San Diego Gas & Electric cannot shut off the power to Ramona homes and businesses and others in the backcountry during high-risk weather conditions unless and until its plan is officially approved by the California Public Utilities Commission (PUC).
That was the decision of PUC commissioners, who voted 3-2 on Aug. 20 to issue a temporary restraining order against SDG&E to stop the utility from effecting its plan on Sept. 1, before the matter is considered at a PUC meeting on Sept. 10.
The decision was hailed as a victory by critics of the controversial shut-off plan, such as County Supervisor Dianne Jacob, who praised the PUC for “putting a stop to SDG&E’s arrogant and unilateral attempt to implement its shut-off plan prior to a formal decision by state regulators.”
The motion to prevent SDG&E from moving forward without the PUC’s stamp of approval was brought by a group of opponents. The coalition is comprised of six water districts, including the Ramona Municipal Water District, the San Diego County Schools, disability right advocates and UCAN (Utility Consumer Action Network).
“We’re very encouraged that the commissioners recognize the significant health and safety risks imposed by the plan,” said Jennifer Haley, an attorney who presented the coalition’s side at the PUC meeting.
If SDG&E receives permission from the PUC to proceed with some sort of shut-off plan, Ramona could be one of the most affected areas. Ramona has a total of 18,000 electric meters and all of them are in the potential outage area, said SDG&E spokesman Stephanie Donovan.
The utility’s figures show that a meter serves 2.9 people on average, so more than 52,000 Ramonans could be impacted. However, SDG&E estimates that only 8,000 to 10,000 meters, or 23,000 to 29,000 individuals, would lose power in a single event.
In total, there are almost 60,000 meters in the outage area, which can be seen in a map displayed on the utility’s Web site (www.sdge.com).
In granting the restraining order, the PUC was careful to state that this decision will not “prejudge” its final ruling expected on Sept. 10. At that time the PUC will be considering an Aug. 11 proposed decision by Commissioner Timothy Simon, which suggests that SDG&E be allowed to run a pilot plan, with numerous conditions, until the end of year.
But an alternate proposed decision by PUC Administrative Law Judge Timothy Kenney denied SDG&E’s application outright.
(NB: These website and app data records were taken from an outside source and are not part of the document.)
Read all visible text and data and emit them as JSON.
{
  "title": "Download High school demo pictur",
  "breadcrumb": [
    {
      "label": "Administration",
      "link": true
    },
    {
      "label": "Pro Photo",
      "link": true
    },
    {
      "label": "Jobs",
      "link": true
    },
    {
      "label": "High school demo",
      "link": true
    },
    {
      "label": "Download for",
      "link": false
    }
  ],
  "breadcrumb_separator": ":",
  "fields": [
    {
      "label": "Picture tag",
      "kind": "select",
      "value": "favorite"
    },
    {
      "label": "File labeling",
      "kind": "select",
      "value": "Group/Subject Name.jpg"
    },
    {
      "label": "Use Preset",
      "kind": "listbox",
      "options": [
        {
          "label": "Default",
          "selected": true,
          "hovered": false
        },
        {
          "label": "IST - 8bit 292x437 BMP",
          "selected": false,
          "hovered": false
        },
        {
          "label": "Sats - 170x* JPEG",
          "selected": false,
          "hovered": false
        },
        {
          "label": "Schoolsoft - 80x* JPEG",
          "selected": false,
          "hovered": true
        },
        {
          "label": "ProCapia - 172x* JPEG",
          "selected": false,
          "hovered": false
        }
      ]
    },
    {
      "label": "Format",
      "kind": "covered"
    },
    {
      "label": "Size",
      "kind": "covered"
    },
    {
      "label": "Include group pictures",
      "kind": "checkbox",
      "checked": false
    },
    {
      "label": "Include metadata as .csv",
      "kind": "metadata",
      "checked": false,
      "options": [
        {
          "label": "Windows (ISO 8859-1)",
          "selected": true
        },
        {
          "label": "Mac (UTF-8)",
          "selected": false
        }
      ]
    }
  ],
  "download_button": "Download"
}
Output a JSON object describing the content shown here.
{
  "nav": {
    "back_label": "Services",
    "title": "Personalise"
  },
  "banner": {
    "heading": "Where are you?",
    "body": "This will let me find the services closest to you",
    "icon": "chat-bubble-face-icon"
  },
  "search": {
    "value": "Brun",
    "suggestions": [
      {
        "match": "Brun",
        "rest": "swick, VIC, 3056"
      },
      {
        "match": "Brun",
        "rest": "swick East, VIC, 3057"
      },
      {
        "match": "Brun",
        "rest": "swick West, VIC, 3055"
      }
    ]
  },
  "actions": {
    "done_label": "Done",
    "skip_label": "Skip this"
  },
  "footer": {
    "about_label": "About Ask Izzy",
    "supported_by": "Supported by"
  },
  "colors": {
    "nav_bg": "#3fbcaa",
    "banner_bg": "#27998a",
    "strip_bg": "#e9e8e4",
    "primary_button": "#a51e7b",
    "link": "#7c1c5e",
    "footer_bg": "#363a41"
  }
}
However, commissioners are free to come up with yet another idea and are still accepting comments and suggestions about the case.
Haley believes that the decisions rendered to date “indicate that the SDG&E plan will not go forward as proposed” and that SDG&E will not be given “carte blanche authority to de-energize.”
Meanwhile, Donovan remains hopeful that the commissioners “will find some middle ground that will allow us to move forward with the plan and prevent another catastrophic wildfire in the region.”
Arcing power lines have been blamed for three large wildfires in October 2007, which has already cost SDG&E $740 million in settlements, with more lawsuits still pending.
In the decision granting the restraining order, the PUC said that the coalition demonstrated that the shut-off plan “would impose substantial costs, burdens and risks on the people and communities in the areas where power is shut off. Consequently, allowing SDG&E to implement its plan, without commission review and authorization, would constitute a major departure from the status quo.
“Conversely, we have no reason to believe that the status quo poses an imminent danger to public safety.”